REVISITED Trophy 1200 still feels fresh
It was an ignominious beginning: a grey, damp spring day; an equally grey, bland-looking and surely simply-not-good-enough sporttourer to assess plus a somehow unquantifiable weight of expectation hanging in the murky skies…
How little I knew then. It was early 1991. I was 26 and Triumph didn’t mean much back then. Certainly not to me. To my generation motorcycles were Japanese (apart from the few rich fools who bought Italian). ‘British’ meant old, rubbish, leaky, unreliable dinosaurs. And my dad.
That all changed that day in 1991. Don’t get me wrong, the Trophy 1200 wasn’t amazing or ballistic or sophisticated or gorgeous or any of the usual things that get road testers excited. It was merely decent, adequate and effective. But being all that and British was exciting enough.
Twenty-five years on, everything’s different – and yet oddly familiar. Hinckley Triumph is now cemented in our collective consciousness for being not just credible and competitive, but characterful, and, in some cases, genuinely class-leading. So surely, the 1991 Trophy 1200 I’m about to ride can’t be anything other than a disappointment? It’ll feel old, slow and unsophisticated – pretty much what I expected of the original all those years ago.
But once again: how wrong I was. The big Triumph is impressively clean (there’s not a hint of crud or corrosion), tight (there’s no slack, no sag) and responsive (it starts on the button, idles easily and everything works. I wish the same could be said of me a quarter of a century on.
Heading off it’s all easy, natural, intuitive and, well, ‘OK’. The fuelling’s as good as ever, the controls light, the gearchange neat enough and that big 1200 always did impress with its instant grunt.
Yes, the Trophy 1200 is tall and rather top heavy – but it’s never awkward. Instead the only immediate giveaways to its age are the oldfashioned switchgear and oddly barmounted clocks.
But the bigger accomplishment, I think, is what I’m only now realising today, 25 years on. I always knew those early Triumphs were overengineered, rugged and hugely durable. But on the strength of the bikes we’ve seen today, most with over 30,000 miles on their clocks, they’re virtually indestructible, too.
Sure the big engine is grunty and effortless. I expected that. Sure, too, the slightly ‘tall’ handling is OK. And yes, it was always going to look basic and old fashioned, after all it was already that when it was brand new. But what I didn’t expect was for it to wear so well and still, a few details aside, feel so usable and competent today. Bloor and his team simply had to make those first bikes credible and durable. They did it so well those bikes are still geat today.

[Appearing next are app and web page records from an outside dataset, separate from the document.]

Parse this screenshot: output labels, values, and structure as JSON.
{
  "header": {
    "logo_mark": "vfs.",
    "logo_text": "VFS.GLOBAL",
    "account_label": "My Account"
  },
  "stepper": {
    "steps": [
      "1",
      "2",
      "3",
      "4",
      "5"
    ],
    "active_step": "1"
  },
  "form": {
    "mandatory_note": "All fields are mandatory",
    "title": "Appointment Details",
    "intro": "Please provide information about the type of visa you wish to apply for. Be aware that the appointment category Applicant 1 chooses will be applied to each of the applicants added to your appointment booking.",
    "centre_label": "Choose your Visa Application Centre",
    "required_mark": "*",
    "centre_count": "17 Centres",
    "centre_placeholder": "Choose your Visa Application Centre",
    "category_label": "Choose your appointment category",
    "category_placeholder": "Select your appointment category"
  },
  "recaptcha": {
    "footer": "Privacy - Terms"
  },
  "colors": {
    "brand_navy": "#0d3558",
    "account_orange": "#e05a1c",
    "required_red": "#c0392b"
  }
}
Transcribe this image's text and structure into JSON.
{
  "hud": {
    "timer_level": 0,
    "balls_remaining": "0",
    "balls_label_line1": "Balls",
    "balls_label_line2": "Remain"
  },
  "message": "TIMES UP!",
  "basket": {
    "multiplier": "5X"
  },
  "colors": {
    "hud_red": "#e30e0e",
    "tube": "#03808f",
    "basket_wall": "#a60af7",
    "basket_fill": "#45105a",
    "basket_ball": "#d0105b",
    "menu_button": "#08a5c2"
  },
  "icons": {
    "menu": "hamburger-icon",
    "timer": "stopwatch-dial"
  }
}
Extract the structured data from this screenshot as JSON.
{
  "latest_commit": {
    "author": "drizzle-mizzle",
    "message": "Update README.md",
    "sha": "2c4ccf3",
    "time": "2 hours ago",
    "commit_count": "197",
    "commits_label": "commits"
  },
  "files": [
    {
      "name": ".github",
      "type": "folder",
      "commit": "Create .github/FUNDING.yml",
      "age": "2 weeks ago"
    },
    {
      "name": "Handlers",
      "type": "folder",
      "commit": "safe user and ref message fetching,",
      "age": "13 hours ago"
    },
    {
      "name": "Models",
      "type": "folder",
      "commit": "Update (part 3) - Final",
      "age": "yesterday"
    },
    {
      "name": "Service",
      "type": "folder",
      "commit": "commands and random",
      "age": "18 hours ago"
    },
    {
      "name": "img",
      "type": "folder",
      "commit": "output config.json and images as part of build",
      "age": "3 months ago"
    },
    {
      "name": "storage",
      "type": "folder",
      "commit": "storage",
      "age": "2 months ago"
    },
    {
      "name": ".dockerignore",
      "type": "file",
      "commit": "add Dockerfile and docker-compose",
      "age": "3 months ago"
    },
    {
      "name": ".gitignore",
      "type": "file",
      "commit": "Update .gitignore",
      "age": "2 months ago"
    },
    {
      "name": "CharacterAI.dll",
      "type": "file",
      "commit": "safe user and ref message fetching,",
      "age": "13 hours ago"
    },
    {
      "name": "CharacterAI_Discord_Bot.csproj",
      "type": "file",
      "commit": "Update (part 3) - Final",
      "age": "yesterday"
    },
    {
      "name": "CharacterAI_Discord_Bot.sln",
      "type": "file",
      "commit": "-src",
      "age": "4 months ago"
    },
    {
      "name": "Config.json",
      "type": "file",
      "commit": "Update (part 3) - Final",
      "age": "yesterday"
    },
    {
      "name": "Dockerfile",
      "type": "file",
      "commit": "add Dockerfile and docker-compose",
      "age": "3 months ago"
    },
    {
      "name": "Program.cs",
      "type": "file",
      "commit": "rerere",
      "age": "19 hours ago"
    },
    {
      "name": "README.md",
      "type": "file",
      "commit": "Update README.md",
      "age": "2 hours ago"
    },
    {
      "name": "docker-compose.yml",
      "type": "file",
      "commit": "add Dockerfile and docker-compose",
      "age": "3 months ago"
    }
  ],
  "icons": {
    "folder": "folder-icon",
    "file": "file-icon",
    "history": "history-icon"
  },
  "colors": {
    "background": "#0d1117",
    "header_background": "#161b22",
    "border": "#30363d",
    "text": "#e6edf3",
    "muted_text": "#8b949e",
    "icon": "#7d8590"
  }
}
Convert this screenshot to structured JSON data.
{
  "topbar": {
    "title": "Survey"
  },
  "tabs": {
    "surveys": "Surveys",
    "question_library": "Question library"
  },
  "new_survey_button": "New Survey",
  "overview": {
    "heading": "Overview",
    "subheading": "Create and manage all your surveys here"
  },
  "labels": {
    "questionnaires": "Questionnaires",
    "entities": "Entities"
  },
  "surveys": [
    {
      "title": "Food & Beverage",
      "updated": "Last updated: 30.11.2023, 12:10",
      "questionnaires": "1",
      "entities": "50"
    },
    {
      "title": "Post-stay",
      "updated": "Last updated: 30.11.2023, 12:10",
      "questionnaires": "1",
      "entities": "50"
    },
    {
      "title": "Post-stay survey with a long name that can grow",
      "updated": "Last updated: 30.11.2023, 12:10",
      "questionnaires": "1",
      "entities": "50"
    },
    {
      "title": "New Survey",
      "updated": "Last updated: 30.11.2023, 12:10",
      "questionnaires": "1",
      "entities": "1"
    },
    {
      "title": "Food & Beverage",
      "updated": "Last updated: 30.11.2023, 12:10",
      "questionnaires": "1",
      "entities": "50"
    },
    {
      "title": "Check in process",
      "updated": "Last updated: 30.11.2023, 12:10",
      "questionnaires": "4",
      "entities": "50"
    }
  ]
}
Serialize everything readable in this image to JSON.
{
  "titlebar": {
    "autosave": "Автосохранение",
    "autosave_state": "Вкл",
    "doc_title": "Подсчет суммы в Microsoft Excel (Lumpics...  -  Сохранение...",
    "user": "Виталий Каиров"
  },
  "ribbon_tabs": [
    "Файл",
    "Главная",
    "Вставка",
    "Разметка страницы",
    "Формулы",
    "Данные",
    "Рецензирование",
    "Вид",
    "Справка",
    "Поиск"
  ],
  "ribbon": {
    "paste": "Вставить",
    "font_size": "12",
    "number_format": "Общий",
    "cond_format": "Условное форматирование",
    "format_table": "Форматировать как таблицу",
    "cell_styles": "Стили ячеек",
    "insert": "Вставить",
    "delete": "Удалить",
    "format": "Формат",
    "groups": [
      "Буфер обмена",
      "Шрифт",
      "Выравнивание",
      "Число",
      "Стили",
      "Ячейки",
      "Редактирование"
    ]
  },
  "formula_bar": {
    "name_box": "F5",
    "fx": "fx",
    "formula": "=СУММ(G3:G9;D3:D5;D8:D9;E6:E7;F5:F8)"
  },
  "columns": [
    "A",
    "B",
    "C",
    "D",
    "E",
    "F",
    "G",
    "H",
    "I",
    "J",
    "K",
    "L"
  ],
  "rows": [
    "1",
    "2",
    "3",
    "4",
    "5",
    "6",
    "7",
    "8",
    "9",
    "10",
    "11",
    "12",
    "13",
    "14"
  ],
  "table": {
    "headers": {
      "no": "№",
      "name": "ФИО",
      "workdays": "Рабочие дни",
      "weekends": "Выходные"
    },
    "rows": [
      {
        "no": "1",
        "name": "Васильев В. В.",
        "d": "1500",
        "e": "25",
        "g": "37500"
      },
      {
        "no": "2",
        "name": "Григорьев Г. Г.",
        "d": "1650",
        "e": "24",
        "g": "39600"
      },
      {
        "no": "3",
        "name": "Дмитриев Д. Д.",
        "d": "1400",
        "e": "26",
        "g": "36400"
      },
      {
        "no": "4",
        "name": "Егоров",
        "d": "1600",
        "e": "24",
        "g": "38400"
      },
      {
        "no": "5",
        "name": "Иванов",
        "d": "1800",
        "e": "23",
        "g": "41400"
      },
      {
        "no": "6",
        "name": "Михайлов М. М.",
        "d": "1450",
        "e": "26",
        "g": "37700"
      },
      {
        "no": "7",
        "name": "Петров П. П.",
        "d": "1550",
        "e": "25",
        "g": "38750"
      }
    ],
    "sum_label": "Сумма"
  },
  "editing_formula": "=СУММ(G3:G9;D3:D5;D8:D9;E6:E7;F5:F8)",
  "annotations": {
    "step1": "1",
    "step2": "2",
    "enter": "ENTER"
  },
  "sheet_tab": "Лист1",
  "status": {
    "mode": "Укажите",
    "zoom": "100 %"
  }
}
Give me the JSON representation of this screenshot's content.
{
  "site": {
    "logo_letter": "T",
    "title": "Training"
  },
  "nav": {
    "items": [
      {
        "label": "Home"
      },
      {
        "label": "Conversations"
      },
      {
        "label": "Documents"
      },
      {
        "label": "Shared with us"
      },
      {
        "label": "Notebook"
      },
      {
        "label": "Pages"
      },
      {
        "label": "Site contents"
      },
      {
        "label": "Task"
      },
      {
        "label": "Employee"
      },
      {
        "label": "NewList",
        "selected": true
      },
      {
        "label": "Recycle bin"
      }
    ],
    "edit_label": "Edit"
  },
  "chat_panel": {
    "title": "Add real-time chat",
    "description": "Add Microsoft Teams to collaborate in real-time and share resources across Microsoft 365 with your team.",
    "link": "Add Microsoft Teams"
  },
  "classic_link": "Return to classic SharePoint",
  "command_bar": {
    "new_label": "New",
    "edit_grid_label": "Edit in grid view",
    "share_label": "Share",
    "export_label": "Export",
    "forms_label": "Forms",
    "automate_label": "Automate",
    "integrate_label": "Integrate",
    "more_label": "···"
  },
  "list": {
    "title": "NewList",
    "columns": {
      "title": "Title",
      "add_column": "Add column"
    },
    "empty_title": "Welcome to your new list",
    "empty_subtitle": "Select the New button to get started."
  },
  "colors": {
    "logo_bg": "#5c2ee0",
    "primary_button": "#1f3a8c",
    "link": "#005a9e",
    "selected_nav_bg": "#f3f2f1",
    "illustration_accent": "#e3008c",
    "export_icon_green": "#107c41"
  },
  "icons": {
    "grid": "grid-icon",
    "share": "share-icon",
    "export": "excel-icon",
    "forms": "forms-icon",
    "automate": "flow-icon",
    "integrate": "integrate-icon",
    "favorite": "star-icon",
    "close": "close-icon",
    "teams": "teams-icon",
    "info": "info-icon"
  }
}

‘25 years later the big Triumph is impressively clean tight and responsive’